It happened north of Stoutland. Firefighters say hot ashes from trash that someone was burning on Wednesday sparked the fire, and the wind quickly spread it out of control.
More than ten buildings were in the fire’s path, including several houses, but firefighters were able to save all of them.
While firefighters battled the wind and flames, several property owners watched their land get torched.
“You hope for the best you know. You just kind of do what you can and pray,” said Tracy Brown.
He says the damage to his property is minimal compared to some of his neighbors.
“Probably about ten acres of my property, and the vast majority is my neighbor’s. I think it burned about sixty of his,” he said.
Brown says it’s the largest brush fire he’s ever seen in the area.
“That’s a pretty crazy deal, I mean it could have been bad real quick,” he said.
Phillip Pitts is the fire chief for the Lebanon Rural Fire Protection District.
He says it took it took hours to get the fire contained, and they were low on manpower because many of the departments are volunteer.
“When you see a lot of sage grass, and things like that, the fire can grow very rapidly. It’s hard for even experienced crews to handle,” he explained.
Pitts says it all started because someone was burning trash the day before.
“The fire will smolder, sometimes even for several days. Depending on what type of material’s burning. And you may not know it, and it you didn’t extinguish it with a water source, or something like that, it could be 24-48 hours later, you could see the problem,” he said.
Pitts says you should avoid burning all together this time of year.
“Everybody wants to get out and burn in February, because they’re tired of being cooped up. But they don’t understand, with the lower humidity, and the warmer temperatures, a southerly wind comes, and that’s what actually brings it up to Missouri. So, we see really really dry, windy days. And it’s not good days to burn, anytime around that,” he said.
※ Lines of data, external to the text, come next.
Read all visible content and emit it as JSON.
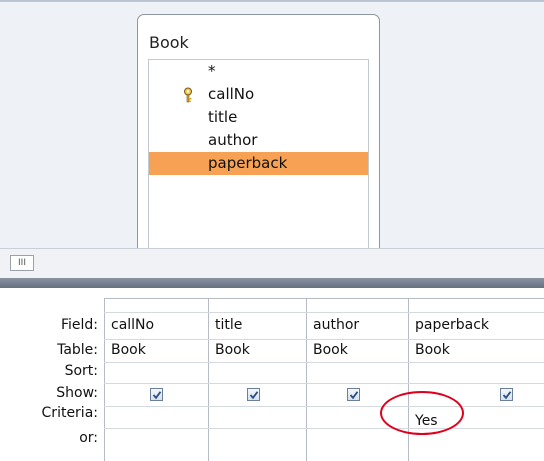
{
  "table": {
    "title": "Book",
    "fields": [
      "*",
      "callNo",
      "title",
      "author",
      "paperback"
    ],
    "primary_key_field": "callNo",
    "selected_field": "paperback",
    "selected_color": "#f7a154"
  },
  "splitter": {
    "grip_label": "III"
  },
  "grid": {
    "row_labels": {
      "field": "Field:",
      "table": "Table:",
      "sort": "Sort:",
      "show": "Show:",
      "criteria": "Criteria:",
      "or": "or:"
    },
    "columns": [
      {
        "field": "callNo",
        "table": "Book",
        "sort": "",
        "show": true,
        "criteria": ""
      },
      {
        "field": "title",
        "table": "Book",
        "sort": "",
        "show": true,
        "criteria": ""
      },
      {
        "field": "author",
        "table": "Book",
        "sort": "",
        "show": true,
        "criteria": ""
      },
      {
        "field": "paperback",
        "table": "Book",
        "sort": "",
        "show": true,
        "criteria": "Yes"
      }
    ],
    "annotation_color": "#e0001b"
  }
}
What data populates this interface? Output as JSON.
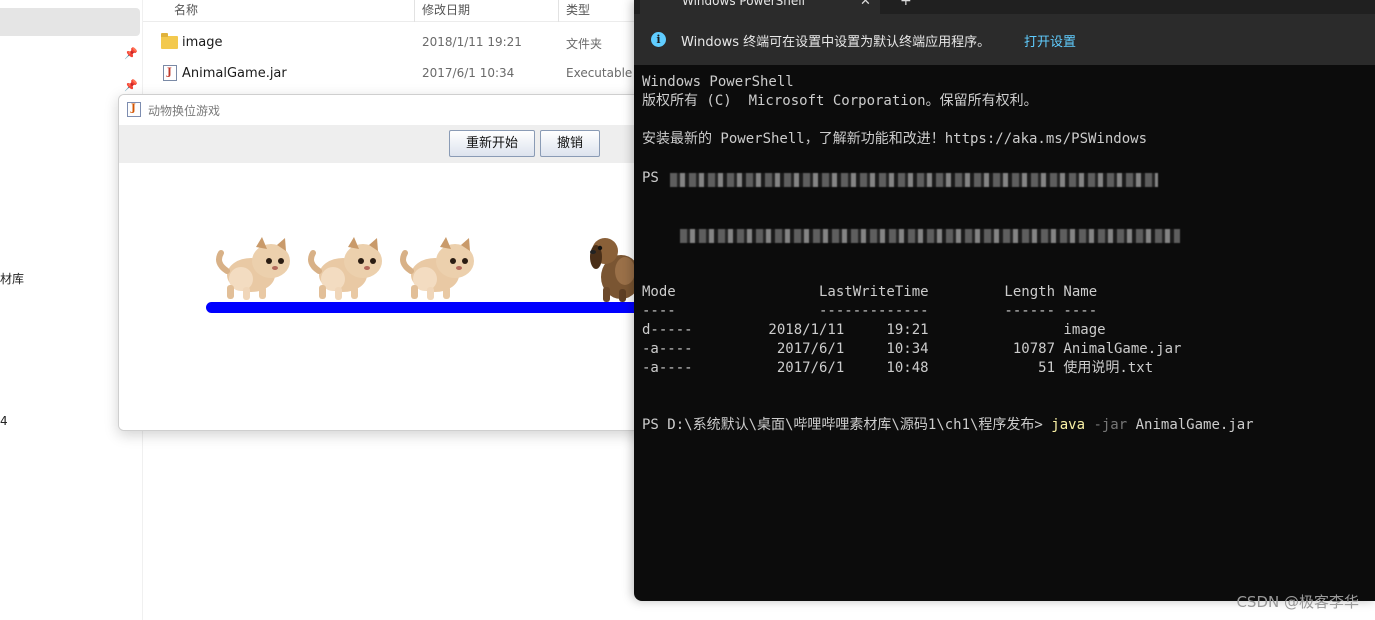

Luckily, no one was injured in the fire, and no one lost cattle or livestock.